Jordan, as both a former number three overall pick in the draft and a fantastic comeback story, is likely to attract significant attention. In addition, the free agent market for defensive linemen has been hot, to say the least, the past couple of years. In 2017 there were 13 defensive linemen who signed multi-year contracts that carried an average annual value of $3M or more, with an additional three players signing one year deals at or above that amount. If the threshold is dropped just $90,000 down to $2.91M, the number increases to 15 players who signed multi-year deals at or above $2.91M in average annual value. Going back one more offseason to 2016, there were 15 defensive linemen signed to multi-year deals at $3M or more, and one more signed to a one-year deal for that amount.
Based on his play Thursday, combined with the market for free agent defensive linemen the past couple of years, it is not difficult to imagine that Jordan could easily command a minimum of a second round tender. This could create an extremely beneficial situation for the Seahawks.
The team is tight enough on cap space looking forward into 2018 that it probably would not be able to win any bidding wars for Jordan’s services. However, Jordan’s situation brings an interesting twist into play. While Jordan was drafted in the first round by the Miami Dolphins, he joined Seattle as an unrestricted free agent last spring meaning that an original round tender from the Hawks could potentially require another team to surrender a higher draft choice than a second round tender would require. I’m not certain where the CBA stands on this issue, but it will certainly be interesting to keep tabs on this as the offseason approaches.
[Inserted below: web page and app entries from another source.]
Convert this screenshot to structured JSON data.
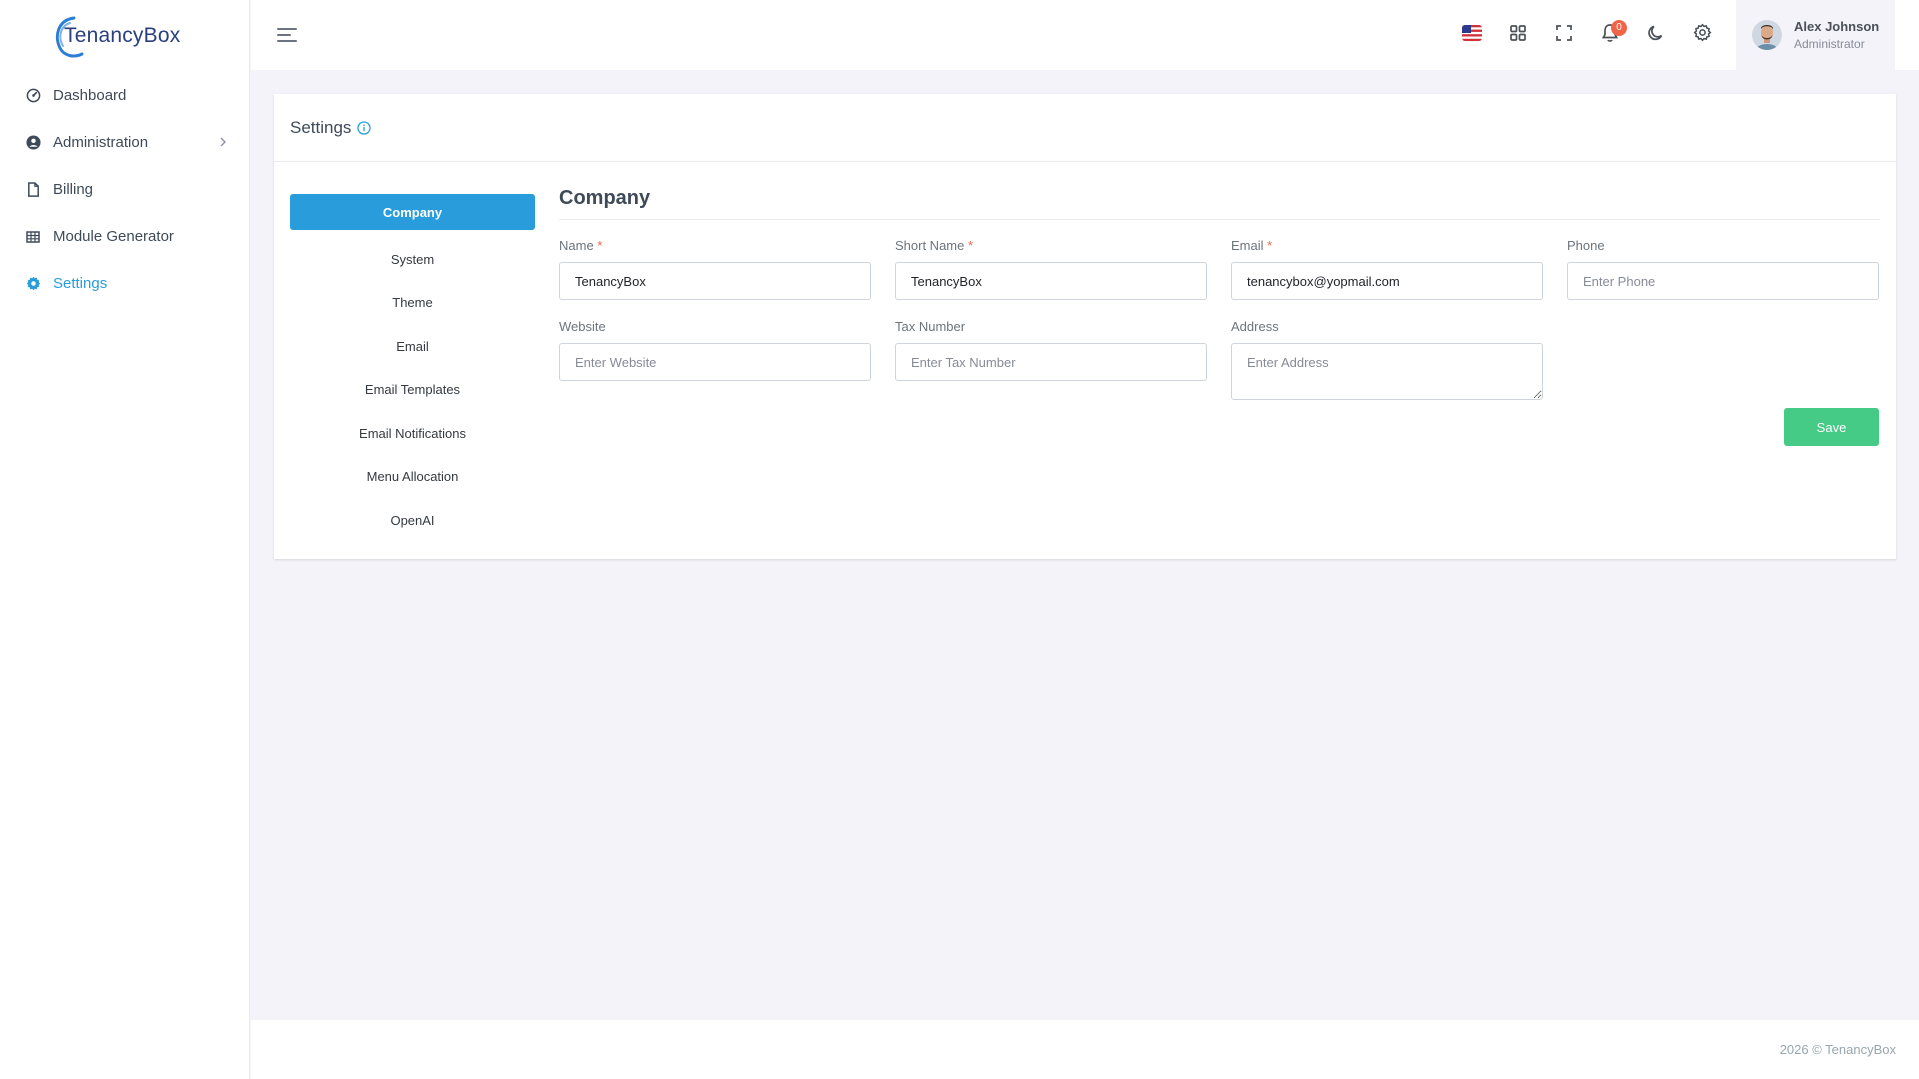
{
  "brand": {
    "name": "TenancyBox"
  },
  "sidebar": {
    "items": [
      {
        "label": "Dashboard",
        "icon": "dashboard-gauge-icon",
        "active": false
      },
      {
        "label": "Administration",
        "icon": "user-circle-icon",
        "active": false,
        "has_children": true
      },
      {
        "label": "Billing",
        "icon": "file-icon",
        "active": false
      },
      {
        "label": "Module Generator",
        "icon": "table-grid-icon",
        "active": false
      },
      {
        "label": "Settings",
        "icon": "gear-icon",
        "active": true
      }
    ]
  },
  "topbar": {
    "notifications_count": "0",
    "user": {
      "name": "Alex Johnson",
      "role": "Administrator"
    },
    "icons": [
      "us-flag-icon",
      "apps-grid-icon",
      "fullscreen-icon",
      "bell-icon",
      "moon-icon",
      "gear-icon"
    ]
  },
  "page": {
    "title": "Settings",
    "tabs": [
      "Company",
      "System",
      "Theme",
      "Email",
      "Email Templates",
      "Email Notifications",
      "Menu Allocation",
      "OpenAI"
    ],
    "active_tab": "Company",
    "panel_title": "Company",
    "form": {
      "name": {
        "label": "Name",
        "required": true,
        "value": "TenancyBox",
        "placeholder": ""
      },
      "short_name": {
        "label": "Short Name",
        "required": true,
        "value": "TenancyBox",
        "placeholder": ""
      },
      "email": {
        "label": "Email",
        "required": true,
        "value": "tenancybox@yopmail.com",
        "placeholder": ""
      },
      "phone": {
        "label": "Phone",
        "required": false,
        "value": "",
        "placeholder": "Enter Phone"
      },
      "website": {
        "label": "Website",
        "required": false,
        "value": "",
        "placeholder": "Enter Website"
      },
      "tax_number": {
        "label": "Tax Number",
        "required": false,
        "value": "",
        "placeholder": "Enter Tax Number"
      },
      "address": {
        "label": "Address",
        "required": false,
        "value": "",
        "placeholder": "Enter Address"
      }
    },
    "save_label": "Save",
    "required_mark": "*"
  },
  "footer": {
    "text": "2026 © TenancyBox"
  },
  "colors": {
    "primary": "#299cdb",
    "success": "#45cb85",
    "danger": "#f06548",
    "brand_text": "#2a3f80"
  }
}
Regardless of what level of tender the team might use on Jordan, at the end of the day the simple fact of the matter is that he could potentially help the Seahawks rebuild their 2018 draft.
Both Jordan and nickel corner Justin Coleman are scheduled to be restricted free agents after this season, and either of them could easily be slapped with a second round tender and still be signed to an offer sheet by another team. When it comes to using a second round pick, teams could use a pick on a college lineman who may or may not actually be able to play in the NFL, or they could use it on someone like Jordan who would have a resume that includes production at the NFL level.
Thus, while Seattle does not currently hold a second round pick in the 2018 draft, don’t be surprised if the team ends up with another team’s second round pick as a result of losing one of its restricted free agents next spring. Here’s to hoping that Dion Jordan’s play over the remainder of the season makes such a decision a no brainer for another GM down the stretch.